Mid summer is here, and changes happen on many small waters. On streams where flows drop to the point of little overhead cover and higher in-stream temperature, fish move usually downstream to seek more cover and cooler flows in a main stem water. A good example is that fabulous little brook trout stream, Rock Creek off the Cave Falls Road. Here as waters drop and warm with mid summer, many resident brookies move down into Robinson Creek. The same also happens on lower Willow Creek. This part of the creek provides good early season fishing when flows between 50 and 100 cfs offer better living conditions than much lower summertime flows and warmer in-stream temperatures. So many fish move down into Ririe Reservoir. Streams with a more constant flow such as from springs (Birch Creek, Big Elk Creek, Henry’s Fork above Island Park Reservoir) or with upstream lakes that add sub-surface water(Palisades Creek, Fall River in Yellowstone Park) will not be impacted as much this time of year.

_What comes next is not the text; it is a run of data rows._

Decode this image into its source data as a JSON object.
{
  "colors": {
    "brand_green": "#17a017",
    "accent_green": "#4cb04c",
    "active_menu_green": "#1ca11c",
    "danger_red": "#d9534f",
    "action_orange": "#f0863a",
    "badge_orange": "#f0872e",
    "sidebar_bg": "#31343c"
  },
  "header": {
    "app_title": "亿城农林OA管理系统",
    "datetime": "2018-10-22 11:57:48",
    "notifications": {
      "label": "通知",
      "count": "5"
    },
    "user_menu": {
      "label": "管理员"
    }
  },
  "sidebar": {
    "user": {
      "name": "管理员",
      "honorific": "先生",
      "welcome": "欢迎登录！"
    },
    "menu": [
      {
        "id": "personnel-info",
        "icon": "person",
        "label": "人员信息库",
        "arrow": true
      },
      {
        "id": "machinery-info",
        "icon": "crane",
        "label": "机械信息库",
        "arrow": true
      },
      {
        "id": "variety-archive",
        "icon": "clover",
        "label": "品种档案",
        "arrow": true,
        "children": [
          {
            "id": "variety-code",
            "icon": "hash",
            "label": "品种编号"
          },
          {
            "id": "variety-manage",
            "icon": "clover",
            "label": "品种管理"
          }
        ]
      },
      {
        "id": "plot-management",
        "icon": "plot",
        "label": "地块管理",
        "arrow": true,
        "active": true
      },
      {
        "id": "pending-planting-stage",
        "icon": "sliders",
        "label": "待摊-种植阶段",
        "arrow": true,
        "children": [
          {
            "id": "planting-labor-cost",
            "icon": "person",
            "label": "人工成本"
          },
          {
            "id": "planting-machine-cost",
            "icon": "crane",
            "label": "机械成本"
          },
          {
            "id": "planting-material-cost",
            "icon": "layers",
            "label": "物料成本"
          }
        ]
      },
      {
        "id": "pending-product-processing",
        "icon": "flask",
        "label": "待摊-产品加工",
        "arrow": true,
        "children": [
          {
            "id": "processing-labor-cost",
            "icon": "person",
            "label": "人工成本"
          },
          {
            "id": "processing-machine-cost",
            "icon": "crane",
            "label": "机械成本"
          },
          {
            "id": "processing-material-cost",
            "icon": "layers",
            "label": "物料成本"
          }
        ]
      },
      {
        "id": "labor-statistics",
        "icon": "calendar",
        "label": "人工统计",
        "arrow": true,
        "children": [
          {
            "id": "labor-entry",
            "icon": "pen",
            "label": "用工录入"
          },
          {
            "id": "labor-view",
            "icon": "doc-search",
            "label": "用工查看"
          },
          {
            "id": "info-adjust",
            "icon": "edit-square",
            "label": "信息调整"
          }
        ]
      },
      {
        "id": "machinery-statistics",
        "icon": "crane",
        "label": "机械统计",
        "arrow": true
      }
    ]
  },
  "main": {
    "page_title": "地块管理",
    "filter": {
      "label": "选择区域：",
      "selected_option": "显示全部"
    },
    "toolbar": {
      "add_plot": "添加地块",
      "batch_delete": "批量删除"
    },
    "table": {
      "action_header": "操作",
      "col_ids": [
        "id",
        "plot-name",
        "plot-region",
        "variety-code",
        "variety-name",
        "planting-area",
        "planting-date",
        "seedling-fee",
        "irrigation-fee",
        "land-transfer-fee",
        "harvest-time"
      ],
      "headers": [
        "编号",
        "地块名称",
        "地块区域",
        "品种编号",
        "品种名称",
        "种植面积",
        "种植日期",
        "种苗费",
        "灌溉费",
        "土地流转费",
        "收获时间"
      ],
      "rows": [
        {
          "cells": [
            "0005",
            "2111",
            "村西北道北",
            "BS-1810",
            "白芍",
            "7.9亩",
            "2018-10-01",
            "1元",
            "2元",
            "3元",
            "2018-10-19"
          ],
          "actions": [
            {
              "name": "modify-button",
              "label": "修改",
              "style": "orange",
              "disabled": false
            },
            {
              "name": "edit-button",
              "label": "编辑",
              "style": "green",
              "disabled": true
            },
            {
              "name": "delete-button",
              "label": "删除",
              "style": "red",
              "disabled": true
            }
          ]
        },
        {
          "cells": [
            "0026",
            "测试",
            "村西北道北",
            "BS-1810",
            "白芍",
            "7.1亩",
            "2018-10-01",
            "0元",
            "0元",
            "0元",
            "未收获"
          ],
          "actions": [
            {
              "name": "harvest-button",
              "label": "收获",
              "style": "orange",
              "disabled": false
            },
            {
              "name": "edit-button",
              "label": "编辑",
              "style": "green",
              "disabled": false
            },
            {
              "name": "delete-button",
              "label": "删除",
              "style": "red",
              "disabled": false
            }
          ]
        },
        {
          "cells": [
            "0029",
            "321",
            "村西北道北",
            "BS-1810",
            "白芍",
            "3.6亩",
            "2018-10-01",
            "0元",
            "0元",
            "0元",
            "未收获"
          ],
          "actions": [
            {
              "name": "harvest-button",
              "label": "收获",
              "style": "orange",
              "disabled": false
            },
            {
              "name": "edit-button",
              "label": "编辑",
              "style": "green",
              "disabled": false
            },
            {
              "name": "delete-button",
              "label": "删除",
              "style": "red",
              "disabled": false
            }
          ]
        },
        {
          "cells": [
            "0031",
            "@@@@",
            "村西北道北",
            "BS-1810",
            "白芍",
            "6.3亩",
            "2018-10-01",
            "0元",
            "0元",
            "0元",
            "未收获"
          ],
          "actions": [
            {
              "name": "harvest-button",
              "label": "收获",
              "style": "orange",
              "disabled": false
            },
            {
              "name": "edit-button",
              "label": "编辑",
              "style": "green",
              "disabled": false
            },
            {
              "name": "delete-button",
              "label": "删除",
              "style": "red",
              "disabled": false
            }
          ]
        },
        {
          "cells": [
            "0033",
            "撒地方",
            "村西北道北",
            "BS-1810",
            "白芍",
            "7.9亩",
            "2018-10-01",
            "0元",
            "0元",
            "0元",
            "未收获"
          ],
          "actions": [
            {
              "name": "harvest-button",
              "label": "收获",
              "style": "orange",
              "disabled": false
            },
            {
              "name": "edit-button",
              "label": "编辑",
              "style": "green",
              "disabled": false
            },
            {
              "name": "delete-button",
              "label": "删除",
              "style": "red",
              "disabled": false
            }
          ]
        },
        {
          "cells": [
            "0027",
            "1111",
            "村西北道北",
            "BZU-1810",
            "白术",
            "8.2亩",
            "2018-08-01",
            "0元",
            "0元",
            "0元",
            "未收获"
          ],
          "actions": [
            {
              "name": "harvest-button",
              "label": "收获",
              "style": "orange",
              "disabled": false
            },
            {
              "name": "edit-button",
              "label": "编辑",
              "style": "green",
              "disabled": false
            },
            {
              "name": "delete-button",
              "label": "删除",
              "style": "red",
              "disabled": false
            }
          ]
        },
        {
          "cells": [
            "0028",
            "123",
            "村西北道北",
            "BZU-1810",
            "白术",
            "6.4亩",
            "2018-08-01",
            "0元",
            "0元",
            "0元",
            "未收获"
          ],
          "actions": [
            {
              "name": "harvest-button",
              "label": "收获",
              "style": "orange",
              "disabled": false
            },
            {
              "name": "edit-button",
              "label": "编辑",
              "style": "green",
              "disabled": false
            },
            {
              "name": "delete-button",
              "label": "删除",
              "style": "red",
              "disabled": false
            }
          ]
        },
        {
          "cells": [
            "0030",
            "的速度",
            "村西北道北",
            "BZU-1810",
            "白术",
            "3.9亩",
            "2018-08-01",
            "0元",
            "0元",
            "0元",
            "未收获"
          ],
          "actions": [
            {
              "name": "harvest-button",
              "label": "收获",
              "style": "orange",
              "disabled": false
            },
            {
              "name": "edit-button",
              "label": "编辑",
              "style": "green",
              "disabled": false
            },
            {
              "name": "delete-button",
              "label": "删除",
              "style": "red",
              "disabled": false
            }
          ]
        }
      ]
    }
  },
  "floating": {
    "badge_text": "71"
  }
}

This time of year fishing small streams can be a “mixed bag.” With warm, bright days open reaches can be extremely difficult because of the lack of overhead cover making fish either extremely wary or avoiding such locations. Thus concentrate your efforts where there is overhanging brush, undercuts, sweepers, and just below in-stream structure. Several small streams are good fishing now. This really applies to the South Fork and Palisades Reservoir tributaries; Palisades, Rainy, Big Elk, McCoy, and Bear Creeks. Take your favorite ant, beetle, hopper, caddis and PMD patterns. Concentrate on the slower water having overhead cover, and each of these streams will have plenty of such. Look for flavs to begin emerging at a significant rate soon on most of these streams making for fabulous afternoon fishing. Cutts in some of these streams rival those in the South Fork for size, and you will encounter a lot fewer anglers on these waters. Another water type to concentrate on is beaver ponds, particularly those with deeper areas and cover in the form of willows and well vegetated banks. Upper reaches of McCoy Creek, the Willow Creek, the Little Lost River drainages, and Idaho’s Salt River tributaries have numerous beaver ponds. For sure, leech patterns are the most effective to use, but submerged vegetation limits their use this time of year, so go with dry damselfly and terrestrial patterns. We have more information that we can place here on the great variety of small waters in the region, so it might be best to come in and discuss with us ones to visit.